This is going to be brief (for once). The series is still interesting. Toby is still creating "Oh, Toby!" moments, but this time, she's joined in her faux pas by most of the cast. Toby's liege sends her after his missing (adult) niece, who is in charge of a small independent Faerie political unit named Tamed Lightning. Most of Tamed Lightning is a computer company, and it turns out that the place is hosting a serial killer: especially problematic for Fae, who otherwise can expect to live forever. What follows is a semi-locked room mystery, because communications in and out of Tamed Lightning are ... problematic.
So I thought an awful lot of the plot was telegraphed, even though Toby was missing all sorts of things for most of the book, and the non-murderous people at ALH (the company) were missing all the things that they weren't actively hiding from Toby.
- It was pretty clear less than a quarter of the way into the book that Alex and Terrie were more or less automatically seducing Toby and Quentin. About halfway through it, I began to suspect that they were the same person.
- The telephone situation was suspicious to me long before it was suspicious to Toby.
- April was my number one suspect for the murders when I was about 70% of the way in, although there wasn't any motive. But I was pretty sure that the fact that she didn't understand normal living beings was going to be involved.

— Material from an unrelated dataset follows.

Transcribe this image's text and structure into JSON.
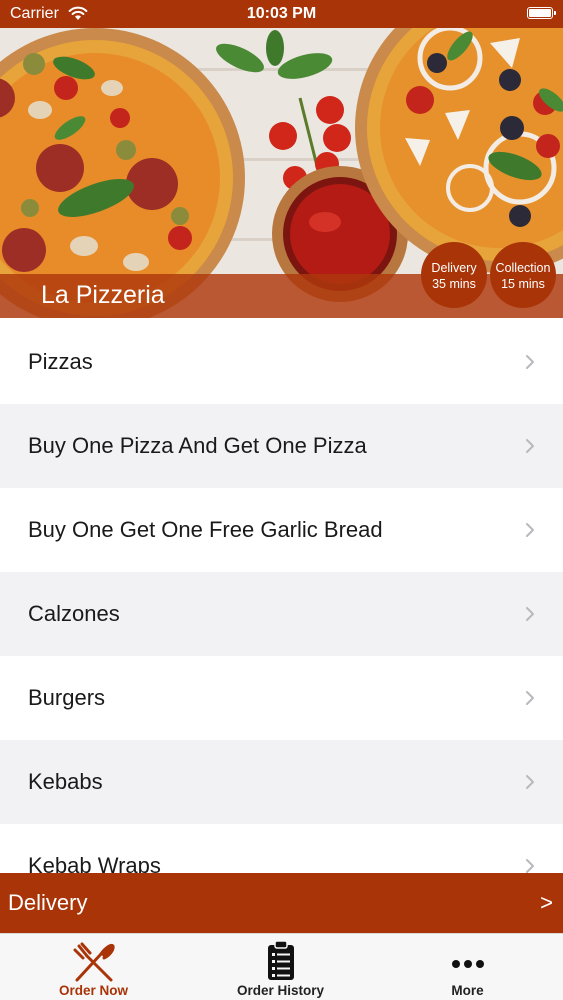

- Gordan as a suspect occurred to me at roughly the same time. And then I double-thought myself away from her because she so obviously disliked Toby and Quentin that it was somehow too easy to think of her as a murderer.

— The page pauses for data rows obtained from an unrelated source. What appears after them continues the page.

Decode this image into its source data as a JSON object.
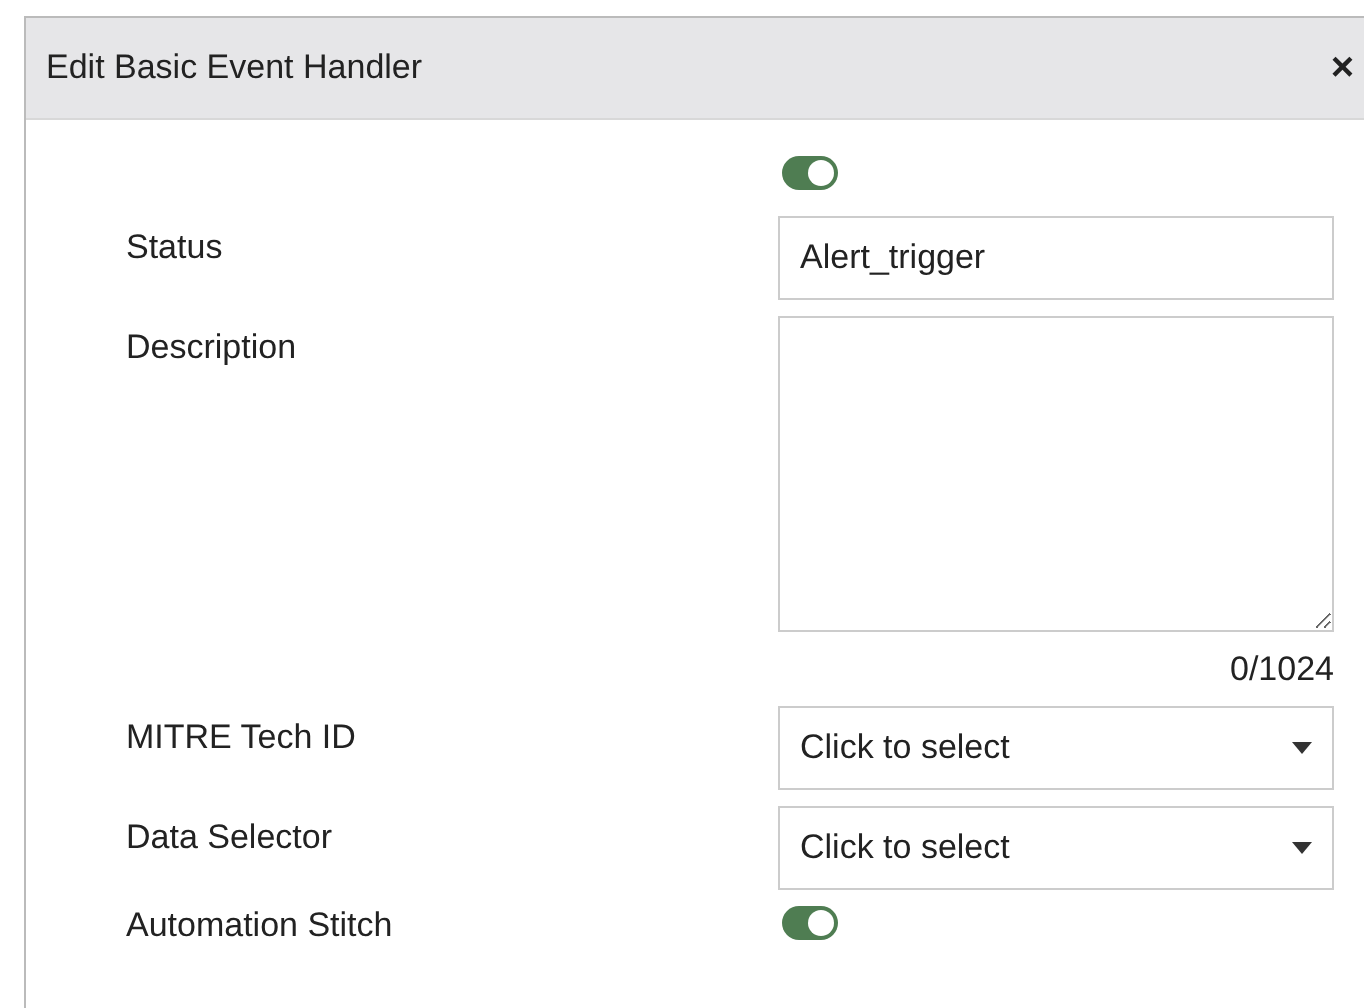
{
  "dialog": {
    "title": "Edit Basic Event Handler",
    "close": "×"
  },
  "rows": [
    {
      "kind": "toggle",
      "on": true
    },
    {
      "kind": "text",
      "label": "Status",
      "value": "Alert_trigger"
    },
    {
      "kind": "textarea",
      "label": "Description",
      "counter": "0/1024"
    },
    {
      "kind": "select",
      "label": "MITRE Tech ID",
      "placeholder": "Click to select"
    },
    {
      "kind": "select",
      "label": "Data Selector",
      "placeholder": "Click to select"
    },
    {
      "kind": "toggle",
      "label": "Automation Stitch",
      "on": true
    }
  ]
}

- It was also clear, less than halfway through, that the ALH staff were lying through their teeth about a lot of things.
I don't know whether I've ever mentioned that I used to read a lot of mysteries, ranging from Heron Carvic's cozy "Miss Seeton" series to Ed McBain's hard-boiled police procedurals. I don't think McGuire played very honestly here with the core of the mystery. I don't believe that there was any way that a reader could have anticipated Gordan's motivation, nor how deranged she was.
What ALH – and Gordan in particular – was trying to accomplish has been explored before in stories I've read. C.J. Cherryh's Voyager in Night come to mind, for example.
Still, I enjoyed the ride while I was on it.